Recently a knitter asked me about how to seam the Peacock sweater. Great question, Beryl! Especially since the seams are all wavy as the peacock lace stitch distorts the rows of knitting, making them move and dance across the row. Naturally you don’t want a scalloped shoulder seam; the same goes for the armholes. The ideal is for the seams to be straight.
To avoid unsightly scalloped seams, literally sew a straight line across the shoulder seams and sleeve tops. Don’t be tempted to follow the bind-off edges. For these seams I really like crocheting them together with slip stitch because it’s easier to match the two sides up stitch by stitch. When I open the seam the two pieces match up perfectly with a mirror image of all the increases and decreases in the lace stitch pattern.
Pin the pieces with right sides together.
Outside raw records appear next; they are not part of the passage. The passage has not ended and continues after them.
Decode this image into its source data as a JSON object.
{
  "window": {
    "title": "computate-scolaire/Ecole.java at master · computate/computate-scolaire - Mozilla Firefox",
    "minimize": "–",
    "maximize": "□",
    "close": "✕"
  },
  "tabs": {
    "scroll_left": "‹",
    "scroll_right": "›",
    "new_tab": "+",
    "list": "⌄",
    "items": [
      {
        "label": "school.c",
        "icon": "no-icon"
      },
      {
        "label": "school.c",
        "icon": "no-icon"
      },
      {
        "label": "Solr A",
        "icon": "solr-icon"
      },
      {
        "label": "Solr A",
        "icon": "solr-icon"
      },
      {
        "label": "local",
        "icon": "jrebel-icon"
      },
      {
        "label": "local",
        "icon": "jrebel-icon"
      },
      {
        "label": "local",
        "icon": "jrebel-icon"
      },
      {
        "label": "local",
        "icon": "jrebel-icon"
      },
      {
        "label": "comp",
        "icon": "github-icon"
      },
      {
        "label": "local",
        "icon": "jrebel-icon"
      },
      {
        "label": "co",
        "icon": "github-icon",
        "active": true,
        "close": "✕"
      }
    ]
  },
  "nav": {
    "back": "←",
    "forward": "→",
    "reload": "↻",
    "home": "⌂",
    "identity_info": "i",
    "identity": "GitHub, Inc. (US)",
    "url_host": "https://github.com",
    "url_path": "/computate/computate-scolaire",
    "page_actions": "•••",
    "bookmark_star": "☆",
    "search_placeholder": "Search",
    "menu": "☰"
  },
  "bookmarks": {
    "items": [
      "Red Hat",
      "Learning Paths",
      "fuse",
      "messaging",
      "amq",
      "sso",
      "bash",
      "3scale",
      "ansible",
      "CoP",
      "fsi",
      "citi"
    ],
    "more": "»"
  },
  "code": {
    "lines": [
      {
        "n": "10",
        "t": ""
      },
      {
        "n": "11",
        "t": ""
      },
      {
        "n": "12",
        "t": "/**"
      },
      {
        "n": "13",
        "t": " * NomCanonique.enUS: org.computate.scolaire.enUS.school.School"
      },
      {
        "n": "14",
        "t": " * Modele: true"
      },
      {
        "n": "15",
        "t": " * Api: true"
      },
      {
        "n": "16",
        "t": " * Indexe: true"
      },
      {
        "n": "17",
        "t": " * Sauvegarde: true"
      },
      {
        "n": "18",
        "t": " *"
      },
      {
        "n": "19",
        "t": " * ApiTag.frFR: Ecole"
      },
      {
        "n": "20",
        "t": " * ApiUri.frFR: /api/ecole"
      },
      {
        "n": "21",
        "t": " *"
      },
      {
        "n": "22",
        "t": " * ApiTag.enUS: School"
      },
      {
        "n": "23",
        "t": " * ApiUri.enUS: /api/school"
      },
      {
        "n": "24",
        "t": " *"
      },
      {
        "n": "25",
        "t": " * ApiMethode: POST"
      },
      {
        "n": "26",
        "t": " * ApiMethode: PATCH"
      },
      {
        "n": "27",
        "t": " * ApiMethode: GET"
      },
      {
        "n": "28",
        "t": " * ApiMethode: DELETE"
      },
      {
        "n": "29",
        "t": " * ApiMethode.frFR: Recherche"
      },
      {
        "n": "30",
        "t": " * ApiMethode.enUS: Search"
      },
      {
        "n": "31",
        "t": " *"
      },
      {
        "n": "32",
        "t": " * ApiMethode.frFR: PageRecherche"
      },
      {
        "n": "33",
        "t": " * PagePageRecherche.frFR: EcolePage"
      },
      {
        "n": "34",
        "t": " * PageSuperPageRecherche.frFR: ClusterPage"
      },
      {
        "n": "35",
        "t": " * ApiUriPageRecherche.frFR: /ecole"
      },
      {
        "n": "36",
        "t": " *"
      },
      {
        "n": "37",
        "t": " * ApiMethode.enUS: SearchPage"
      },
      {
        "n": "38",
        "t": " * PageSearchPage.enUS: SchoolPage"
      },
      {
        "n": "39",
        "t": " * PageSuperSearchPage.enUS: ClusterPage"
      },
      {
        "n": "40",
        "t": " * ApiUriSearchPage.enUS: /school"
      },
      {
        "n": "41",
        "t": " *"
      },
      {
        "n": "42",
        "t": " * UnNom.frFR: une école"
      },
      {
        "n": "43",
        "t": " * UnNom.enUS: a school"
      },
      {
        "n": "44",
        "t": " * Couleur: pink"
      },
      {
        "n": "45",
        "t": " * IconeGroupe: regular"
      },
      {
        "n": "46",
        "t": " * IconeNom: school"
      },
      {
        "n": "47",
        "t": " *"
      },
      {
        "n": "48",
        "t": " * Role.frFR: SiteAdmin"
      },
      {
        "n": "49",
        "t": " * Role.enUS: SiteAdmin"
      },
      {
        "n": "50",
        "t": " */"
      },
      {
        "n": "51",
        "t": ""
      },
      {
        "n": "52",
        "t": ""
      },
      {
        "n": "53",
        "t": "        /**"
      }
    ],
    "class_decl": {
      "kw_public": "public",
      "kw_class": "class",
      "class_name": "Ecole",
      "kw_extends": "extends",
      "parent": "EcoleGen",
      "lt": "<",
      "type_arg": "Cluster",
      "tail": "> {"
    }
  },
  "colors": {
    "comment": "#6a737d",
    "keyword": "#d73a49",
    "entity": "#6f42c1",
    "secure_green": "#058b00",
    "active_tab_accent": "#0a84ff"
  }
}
Lie the crochet hook along the seam to see where the path for your stitches should be.
Insert the hook into a stitch (it’s fine if it’s a few rows below the bind-off edge). In this photo, the hook is going through the stitch between the two yarnovers and it’s about five rows down.
Insert the hook into the same stitch on the back piece.
Draw the yarn through both pieces of fabric with the crochet hook and slip it through the loop already on the crochet hook.
One stitch completed.
Here are front and back views of a line of stitches in a contrasting colour so they’re easier to see.
Back view of the same slip stitch crocheted seam.
Completed shoulder seam, both inside and out.
Sleeve Top Seam
Joining the bind-off edge at the top of the sleeve to the armhole selvedge is similar to the shoulder seam. The seam line should create a straight line across the top of the sleeve and should not follow the meandering bind-off edge.
Here are front and back shots of the armhole seam.
Take special care to follow along the space between columns of stitches along the straight selvedge edge on the body. Be sure to join the pieces one stitch in from the edge.
Here’s a shot of a messy seam that sometimes goes in an extra half stitch or more from the edge. See how much nicer the carefully stitched seam is by contrast?